For some reason, people who will get dressed up to go to a physical job interview fail to do so if the meeting is taking place via video call. You may be at home, possibly even in your bedroom, and therefore choose to wear comfortable clothing instead. It’s easy to forget to put on smart clothing since you don’t plan on leaving the house.
These days, a full suit isn’t always necessary. Startups are often casual so you can dress down if appropriate. However, you should still present yourself well. Dirty and creased clothing will show up on the video call. Don’t wear anything inappropriate or with slogans that can distract from what you’re saying. Keep it professional. Simple, neutral clothes that you feel comfortable in are best.
Have Your Notes Ready

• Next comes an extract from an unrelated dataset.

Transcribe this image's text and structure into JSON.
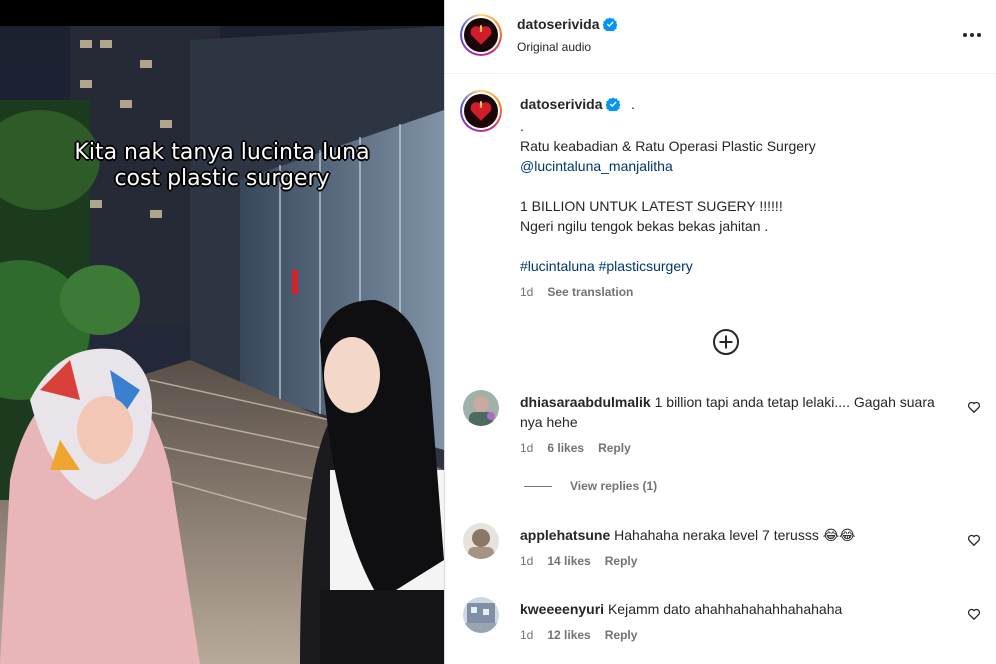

There are several benefits to a remote job interview. One is that you can fill your desk with notes and read off them without the interviewer knowing. Just be subtle about it. When thinking about how to prepare for a virtual interview, write down a list of questions you expect to be asked. Bullet point your favorite answers so that you can rattle them off when required.
You’ll likely want to make notes about the company you’re applying for as well as the person or people conducting the interview. Note down a list of your own questions, as well, to show your genuine interest in working for this organization. You could stick paper on the wall behind your laptop so that you can glance at it without looking down.
Check Your Internet Connection
You can really derail an interview by losing connection. I once applied for my dream job and conducted the interview from a coffee shop. The internet went down just as we began and by the time we’d reconnected, the interviewer was in a bad mood about having to reschedule the interviews of other applicants because of my poor connection. Luckily, I still got the job but for a while, I really thought I’d ruined it. Don’t risk this happening.
Video calls require plenty of bandwidth in order to work smoothly. Anyplace uses a TP-Link AC1750 Smart WiFi Router because this offers the fastest most stable connection. Investing in something like this will help you be more productive on a daily basis while also nailing your virtual job interviews.
Focus on the Interviewer
One drawback of a virtual interview is that you can get distracted by your own face. We’re so obsessed with how we look that we sometimes forget to connect with the person at the other end. Remember: an interview isn’t just about selling yourself but also determining whether this company is right for you. Acknowledge your interviewers and think about how they’re coming across.
Keep your eyes focused on the person you’re talking to. This will help you ground yourself in the present moment, process their questions quickly, and come up with the best answer. By forgetting about the little image of you in the corner, you’ll come across as more relaxed and self-confident.
Buy a Good Laptop
Investing in your career can be expensive. One place where it’s worth spending money, though, is on your laptop. If it’s a joy to work from, then you’ll get so much more done, including succeeding in interviews. Poor quality computers only add stress. They overheat, respond slowly, and leave you feeling exhausted and defeated, which will come across in your video calls. Try living a more minimalist life and focusing on investing your funds in only the best equipment for advancing your career.
All of the tips listed above are designed to teach you how to prepare for a virtual interview. They’re based on my personal experience and the wisdom of the experts who put together the home office packages for Anyplace Select. If you want to nail your interviews, then put in the preparation outlined in this article. Doing so will help you land more exciting jobs and take your career as a remote worker to new heights.
Where to next? Find flexible month-to-month rentals across the globe on Anyplace.
Born in Oxford, UK, Thom has been a digital nomad since graduating from the University of Sheffield in 2016. He’s a freelance writer and founder of Thom Brown Travel. Thom specializes in minimalist, ethical, and meaningful travel writing.